I didn’t sleep. I couldn’t understand it. It changed me. A grown man can kill a kid and get away with it?! Then people came out with that whole “hoody” shit. Even people in my family were saying — “Hey, maybe you shouldn’t wear a hoody.” I’m thinking to myself — “Oh hell. So now we can’t wear hoodies, walk at night, eat skittles, drink ice tea, travel alone… enter gated communities….”

It was a call to action. I’ve got to do something. So when Black Lives Matter first took 35W I said “Wow. They took the Highway?!  Hmmm… “ Then when came to shutting down Hiawatha I was like —”IT’S TIME!!.”We shut it down.

Today (July 25th) I took a plea bargain on my Mall of America charge.  If I get another trespassing charge it will become a misdemeanor.

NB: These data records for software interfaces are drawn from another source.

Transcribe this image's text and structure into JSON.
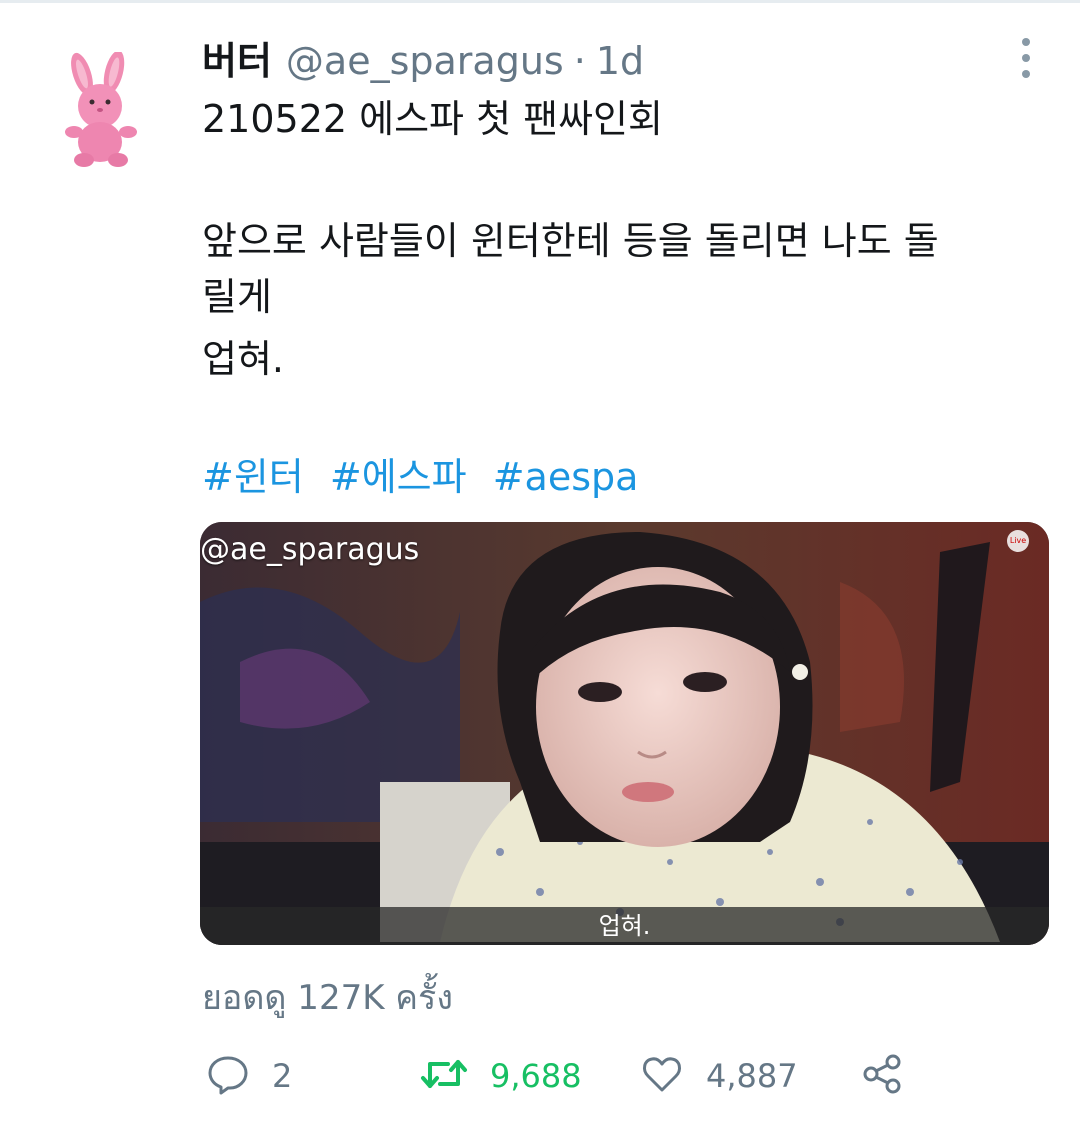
{
  "tweet": {
    "display_name": "버터",
    "handle": "@ae_sparagus",
    "separator": "·",
    "time": "1d",
    "lines": [
      "210522 에스파 첫 팬싸인회",
      "앞으로 사람들이 윈터한테 등을 돌리면 나도 돌",
      "릴게",
      "업혀."
    ],
    "hashtags": [
      "#윈터",
      "#에스파",
      "#aespa"
    ]
  },
  "media": {
    "watermark": "@ae_sparagus",
    "subtitle": "업혀.",
    "badge": "Live"
  },
  "stats": {
    "views_label": "ยอดดู 127K ครั้ง"
  },
  "actions": {
    "reply_count": "2",
    "retweet_count": "9,688",
    "like_count": "4,887"
  },
  "colors": {
    "link": "#1b95e0",
    "retweet": "#17bf63",
    "muted": "#657786"
  },
  "icons": [
    "more-vertical-icon",
    "reply-icon",
    "retweet-icon",
    "like-icon",
    "share-icon"
  ]
}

I don’t claim a Black Lives Matter Banner.  At the end of the day, the banner’s going to fade away . The movement continues. The struggle is real.  A lot of different banners are going to be waved in the process. I’m with the movement. With the stone being pushed and turned.  At the Mall of America, the Black State Fair. Nonviolent rallies, Education. Conversations with people at work and in my community. Working broadly allows me to have many circles of friends — people who would not naturally speak to each other.  I try to unify people, to bring them together.

A lot of people don’t know how to be politically savvy in letting people know the truth. You have to be person who can shine light without people feeling burnt. I am trying to master that.

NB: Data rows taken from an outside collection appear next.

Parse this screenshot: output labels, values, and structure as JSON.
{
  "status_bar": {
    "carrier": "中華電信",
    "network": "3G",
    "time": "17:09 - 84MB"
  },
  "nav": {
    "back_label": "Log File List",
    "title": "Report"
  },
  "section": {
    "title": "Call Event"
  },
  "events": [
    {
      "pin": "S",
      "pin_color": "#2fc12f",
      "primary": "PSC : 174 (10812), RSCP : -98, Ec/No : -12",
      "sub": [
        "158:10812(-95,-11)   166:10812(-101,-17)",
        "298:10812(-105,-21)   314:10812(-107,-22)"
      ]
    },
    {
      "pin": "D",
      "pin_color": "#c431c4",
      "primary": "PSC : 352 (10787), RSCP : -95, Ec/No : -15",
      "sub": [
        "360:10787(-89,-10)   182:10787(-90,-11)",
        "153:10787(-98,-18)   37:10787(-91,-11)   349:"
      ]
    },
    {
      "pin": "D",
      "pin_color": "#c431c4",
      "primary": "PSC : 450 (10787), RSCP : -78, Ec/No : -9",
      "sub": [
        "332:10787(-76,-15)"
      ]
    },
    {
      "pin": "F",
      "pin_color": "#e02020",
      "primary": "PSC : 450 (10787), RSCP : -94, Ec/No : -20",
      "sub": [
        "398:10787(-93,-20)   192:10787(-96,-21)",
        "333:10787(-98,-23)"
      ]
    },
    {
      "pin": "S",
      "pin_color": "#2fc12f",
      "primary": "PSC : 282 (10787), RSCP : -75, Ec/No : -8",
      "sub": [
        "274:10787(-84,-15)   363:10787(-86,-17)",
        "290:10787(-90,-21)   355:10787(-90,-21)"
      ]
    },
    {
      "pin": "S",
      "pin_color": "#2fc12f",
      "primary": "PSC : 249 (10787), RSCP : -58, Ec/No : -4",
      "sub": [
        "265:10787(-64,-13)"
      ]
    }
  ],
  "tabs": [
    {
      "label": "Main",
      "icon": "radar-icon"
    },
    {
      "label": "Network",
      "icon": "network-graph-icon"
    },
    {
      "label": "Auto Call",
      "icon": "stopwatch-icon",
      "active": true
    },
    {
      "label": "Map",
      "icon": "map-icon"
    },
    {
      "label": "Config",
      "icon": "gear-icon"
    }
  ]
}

There are two faces to my life right now. One face I stay strong and show my best side. The other face –I just want what I want minus the sacrifice and the hard work.
I moved to North Minneapolis recently. I love it. One of the best decisions I made in my life. My dad was always a north-sider, so I was never a person who said — “I’m not going to North…”  but once I started working on the North side I thought, “These are my people!”  They are more loyal, more responsive to community concerns than other people.  Concerned about what is going on with their kids. They want to get it right.

If you don’t got over to North Minneapolis you really don’t know what we are dealing with — be it food deserts or economic mobility,  or this whole bad narrative about people getting shot. Every time people get shot in Northeast, or a Northern suburbs it is reported as North Minneapolis. It could be in Crystal, Robbinsdale but they say its North Minneapolis.

Part of the problem is that people want a token. They say “Go to Him.” There are  people who get a little recognition, who claim to still be part of the neighborhood. They get a nice little severance package, get used to an 80K diet and now they live in Robbinsdale. They still go to Zion or Shiloh, and their mom is still in North… but they still haven’t pushed a stone. It’s true nationwide. When was the last time Jesse Jackson actually did something impactful?

I have become involved with many groups:  Brotherhood Empowerment, Black Coal, Mad Dads, Black Lives Matter, and Social Justice Education Movement. I really believe it is about bringing the groups together.  That is my goal. The by-any-means-necessary folks, people of faith, teachers, business people. I work with them all.

I go to many meetings.  I want to be at the table as much as I can.

Minneapolis Project.